What does Mike Woodson have against Iman Shumpert?
It is worth wondering exactly what Iman Shumpert needs to do to impress Knicks coach Mike Woodson.
Shumpert has several skills that would make him immensely valuable to any team, but particularly to a Knicks team on which those skills are unique. Whether it's his exemplary on-ball defending, his accuracy from three-point range, or even his raw athleticism, the Knicks are in short supply.
Nor is work ethic a problem: Shumpert fought through a major knee surgery to return in the middle of last season, and by the playoffs was arguably the team's most important player after Carmelo Anthony. In an elimination game, it was Shumpert's burst of scoring that brought the moribund offense back, and nearly helped the Knicks beat the Pacers on the road.
So it is striking to see Woodson continue to keep Shumpert on the bench for nebulous reasons, or to say that his effort alone is what separates him from other young players like Toure Murry and C.J. Leslie, both of whom are undrafted free agents with a fraction of Shumpert's skills, and who might not even make the team.
“Iman plays hard. That’s the thing that’s kept him on the floor," Woodson said. "He’s just got to figure out—[what] we’ve got to help him figure out—is his game that coincides with what we want to do."
Well, let's review what some of those things might be.
The Knicks want a three-point shooter on the floor to help spread things out and give Carmelo Anthony more room to operate. Andrea Bargnani, this summer's addition, is supposed to be that guy. He shot 30.9 percent from three last season, 29.6 percent the year before, while battling injuries. Shumpert returned from knee surgery and checked in at 40.6 percent.
Incidentally, Shumpert as a traditional three also allows Anthony to play power forward, where he is more effective. Utilizing their best player at his ideal position is probably something that should coincide with what the Knicks want to do.
Here's Woodson, diagnosing Shumpert's flaws.
“He’s got to be able to play pick-and-roll offense.
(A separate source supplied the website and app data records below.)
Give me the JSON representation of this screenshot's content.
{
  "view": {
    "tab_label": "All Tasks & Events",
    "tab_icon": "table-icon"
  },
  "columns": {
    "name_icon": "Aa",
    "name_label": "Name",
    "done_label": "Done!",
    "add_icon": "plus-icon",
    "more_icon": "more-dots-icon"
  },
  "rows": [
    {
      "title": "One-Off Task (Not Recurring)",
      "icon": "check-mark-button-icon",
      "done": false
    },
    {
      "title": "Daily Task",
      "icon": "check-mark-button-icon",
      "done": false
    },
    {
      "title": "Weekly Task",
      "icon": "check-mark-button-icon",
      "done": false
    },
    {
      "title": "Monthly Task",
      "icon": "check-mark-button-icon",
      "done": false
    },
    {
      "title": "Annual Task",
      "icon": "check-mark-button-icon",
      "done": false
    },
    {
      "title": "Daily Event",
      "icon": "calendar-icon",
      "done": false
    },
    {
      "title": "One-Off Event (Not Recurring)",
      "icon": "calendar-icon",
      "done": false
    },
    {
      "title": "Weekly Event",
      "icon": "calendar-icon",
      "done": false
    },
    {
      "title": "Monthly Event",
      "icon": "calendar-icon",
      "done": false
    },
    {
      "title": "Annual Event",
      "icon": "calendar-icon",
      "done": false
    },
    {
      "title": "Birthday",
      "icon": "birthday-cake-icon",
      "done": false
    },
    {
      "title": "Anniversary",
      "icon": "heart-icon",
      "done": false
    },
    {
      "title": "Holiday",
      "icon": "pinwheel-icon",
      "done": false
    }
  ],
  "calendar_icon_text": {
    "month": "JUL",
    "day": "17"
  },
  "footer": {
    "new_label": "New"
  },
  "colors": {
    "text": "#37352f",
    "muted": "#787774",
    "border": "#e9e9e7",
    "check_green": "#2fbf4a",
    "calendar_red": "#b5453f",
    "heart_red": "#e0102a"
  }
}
He’s got to be able to run the team with the ball in his hands because our ones, twos and threes handle the basketball."
Accordingly, Woodson has yet to say whether Shumpert or J.R. Smith will be his starting shooting guard. He's made it a competition. Shumpert went out against the Celtics, off the bench, and hit all seven of his shots, including three three-pointers, running the pick-and-roll offense well with the second unit. Then he got benched again. His competitor, Smith, is out for the preseason due to knee surgery.
Of course, the two are entirely different players. Something Smith does extremely well is handle the basketball, logging a turnover percentage among the best in the league. Shumpert is more of a spot-up shooter, and capable defender of small forwards. They are, in fact, extremely complementary players, and could easily work in tandem on the floor.
Alternatively, Shumpert could start at small forward, with Smith coming off the bench in a role that allowed him to excel last year, and Shumpert's ball handling skills could be augmented instead by a two-point guard set of Raymond Felton and Pablo Prigioni, a lineup that succeeded wildly last season.
"Defensively he’s got to start being more solid and not so overaggressive that he gets beat," Woodson continued. "So there are some things he’s got to clean up, too. He’s still a young player, there’s nothing wrong with that. We’ve got to help him get there quickly. That’s the name of the game.’’
I mean, this last statement is borderline breathtaking. Could Shumpert improve? Conceivably, and he probably will, since he's gotten considerably better since entering the league. But we're really talking about him losing playing time here to Bargnani, who is one of the lesser defenders in the league, and Smith, whose ability to get beaten on overly-aggressive on-ball defending negates much of his defensive value from forcing turnovers.
Put another way: the very things Woodson wants Shumpert to get better at are things that the veterans he'd use in Shumpert's place cannot do.
Or as newly-acquired Metta World Peace, a man who recognizes defensive effort and skill, sees it, according to the Post: "Shumpert does have an admirer in Metta World Peace, who said he’d never played alongside a player who defended the way he himself did—until Shumpert."
That's another way Shumpert differs from the undrafted free agents Woodson continues to group him with.
What does the coach know that everyone else doesn't?